* [Required action]:
What you return must be every line below that includes the word "title".

* [Data]:

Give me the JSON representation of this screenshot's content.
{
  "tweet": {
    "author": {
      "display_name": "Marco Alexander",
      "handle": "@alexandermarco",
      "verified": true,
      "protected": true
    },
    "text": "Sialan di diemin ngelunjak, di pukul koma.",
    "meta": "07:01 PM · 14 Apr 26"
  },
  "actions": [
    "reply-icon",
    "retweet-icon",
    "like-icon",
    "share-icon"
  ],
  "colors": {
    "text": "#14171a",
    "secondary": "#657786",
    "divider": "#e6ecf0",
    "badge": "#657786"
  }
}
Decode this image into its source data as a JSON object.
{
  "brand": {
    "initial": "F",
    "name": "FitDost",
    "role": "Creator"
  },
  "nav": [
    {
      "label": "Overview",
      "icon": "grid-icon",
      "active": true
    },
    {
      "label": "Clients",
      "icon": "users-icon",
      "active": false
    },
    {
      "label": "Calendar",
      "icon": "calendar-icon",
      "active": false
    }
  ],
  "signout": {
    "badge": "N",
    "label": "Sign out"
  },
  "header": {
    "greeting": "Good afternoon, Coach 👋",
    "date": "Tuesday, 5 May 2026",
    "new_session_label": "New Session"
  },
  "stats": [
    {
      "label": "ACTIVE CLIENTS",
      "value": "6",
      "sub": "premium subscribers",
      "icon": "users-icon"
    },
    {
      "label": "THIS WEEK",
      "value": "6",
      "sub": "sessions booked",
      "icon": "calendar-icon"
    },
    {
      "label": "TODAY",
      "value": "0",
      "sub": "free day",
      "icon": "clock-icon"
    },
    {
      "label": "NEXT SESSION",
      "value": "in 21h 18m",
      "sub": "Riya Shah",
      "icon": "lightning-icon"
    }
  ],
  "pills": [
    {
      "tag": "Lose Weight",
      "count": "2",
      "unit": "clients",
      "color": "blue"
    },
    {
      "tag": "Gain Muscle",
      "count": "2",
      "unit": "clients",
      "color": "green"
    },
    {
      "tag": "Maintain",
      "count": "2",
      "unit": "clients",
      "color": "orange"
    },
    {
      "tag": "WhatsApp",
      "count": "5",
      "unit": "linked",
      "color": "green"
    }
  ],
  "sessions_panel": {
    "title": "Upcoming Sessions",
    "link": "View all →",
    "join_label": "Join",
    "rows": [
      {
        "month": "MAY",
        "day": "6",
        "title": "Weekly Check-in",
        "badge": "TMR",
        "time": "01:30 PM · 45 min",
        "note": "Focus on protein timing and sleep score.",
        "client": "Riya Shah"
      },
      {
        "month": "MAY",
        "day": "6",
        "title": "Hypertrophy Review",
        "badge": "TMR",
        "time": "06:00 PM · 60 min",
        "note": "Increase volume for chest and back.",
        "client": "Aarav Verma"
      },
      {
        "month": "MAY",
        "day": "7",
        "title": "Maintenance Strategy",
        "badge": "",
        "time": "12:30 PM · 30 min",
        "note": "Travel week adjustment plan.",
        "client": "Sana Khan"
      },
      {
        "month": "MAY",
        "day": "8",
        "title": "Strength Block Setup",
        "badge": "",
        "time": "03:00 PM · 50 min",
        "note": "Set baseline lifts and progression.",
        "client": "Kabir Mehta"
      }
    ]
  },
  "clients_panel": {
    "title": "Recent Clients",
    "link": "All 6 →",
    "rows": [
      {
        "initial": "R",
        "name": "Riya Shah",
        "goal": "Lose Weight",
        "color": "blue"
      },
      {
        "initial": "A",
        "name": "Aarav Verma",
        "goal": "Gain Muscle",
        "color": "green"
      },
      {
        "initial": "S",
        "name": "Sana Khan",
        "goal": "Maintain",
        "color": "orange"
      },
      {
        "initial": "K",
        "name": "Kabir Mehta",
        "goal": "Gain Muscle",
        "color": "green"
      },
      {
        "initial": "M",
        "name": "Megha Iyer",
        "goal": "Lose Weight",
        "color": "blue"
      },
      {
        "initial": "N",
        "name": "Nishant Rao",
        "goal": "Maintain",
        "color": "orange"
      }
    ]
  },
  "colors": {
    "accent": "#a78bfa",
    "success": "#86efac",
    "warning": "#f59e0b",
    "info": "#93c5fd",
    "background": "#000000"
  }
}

* [Exercise response]:
    "title": "Upcoming Sessions",
        "title": "Weekly Check-in",
        "title": "Hypertrophy Review",
        "title": "Maintenance Strategy",
        "title": "Strength Block Setup",
    "title": "Recent Clients",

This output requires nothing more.